Repeat the listing that comes next, leaving nothing out and changing nothing.

________________________________________

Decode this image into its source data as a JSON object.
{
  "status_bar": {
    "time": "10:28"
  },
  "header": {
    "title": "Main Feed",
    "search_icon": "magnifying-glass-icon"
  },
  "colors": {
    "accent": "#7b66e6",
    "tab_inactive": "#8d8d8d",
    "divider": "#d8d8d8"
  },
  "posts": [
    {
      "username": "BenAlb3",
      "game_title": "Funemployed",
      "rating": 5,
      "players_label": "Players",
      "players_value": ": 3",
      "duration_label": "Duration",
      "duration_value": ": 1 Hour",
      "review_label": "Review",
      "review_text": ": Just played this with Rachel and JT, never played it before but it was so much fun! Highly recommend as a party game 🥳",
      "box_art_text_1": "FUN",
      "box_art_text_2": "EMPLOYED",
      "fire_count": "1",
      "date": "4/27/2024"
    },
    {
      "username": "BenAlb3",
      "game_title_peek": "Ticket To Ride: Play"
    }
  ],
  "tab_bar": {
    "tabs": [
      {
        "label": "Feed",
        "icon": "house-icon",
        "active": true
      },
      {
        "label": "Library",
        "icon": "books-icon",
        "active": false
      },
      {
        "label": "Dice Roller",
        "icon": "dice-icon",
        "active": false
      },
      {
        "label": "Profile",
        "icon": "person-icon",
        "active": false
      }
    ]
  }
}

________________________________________

> _Finished task_
Decode this image into its source data as a JSON object.
{
  "status_bar": {
    "time": "10:28"
  },
  "header": {
    "title": "Main Feed",
    "search_icon": "magnifying-glass-icon"
  },
  "colors": {
    "accent": "#7b66e6",
    "tab_inactive": "#8d8d8d",
    "divider": "#d8d8d8"
  },
  "posts": [
    {
      "username": "BenAlb3",
      "game_title": "Funemployed",
      "rating": 5,
      "players_label": "Players",
      "players_value": ": 3",
      "duration_label": "Duration",
      "duration_value": ": 1 Hour",
      "review_label": "Review",
      "review_text": ": Just played this with Rachel and JT, never played it before but it was so much fun! Highly recommend as a party game 🥳",
      "box_art_text_1": "FUN",
      "box_art_text_2": "EMPLOYED",
      "fire_count": "1",
      "date": "4/27/2024"
    },
    {
      "username": "BenAlb3",
      "game_title_peek": "Ticket To Ride: Play"
    }
  ],
  "tab_bar": {
    "tabs": [
      {
        "label": "Feed",
        "icon": "house-icon",
        "active": true
      },
      {
        "label": "Library",
        "icon": "books-icon",
        "active": false
      },
      {
        "label": "Dice Roller",
        "icon": "dice-icon",
        "active": false
      },
      {
        "label": "Profile",
        "icon": "person-icon",
        "active": false
      }
    ]
  }
}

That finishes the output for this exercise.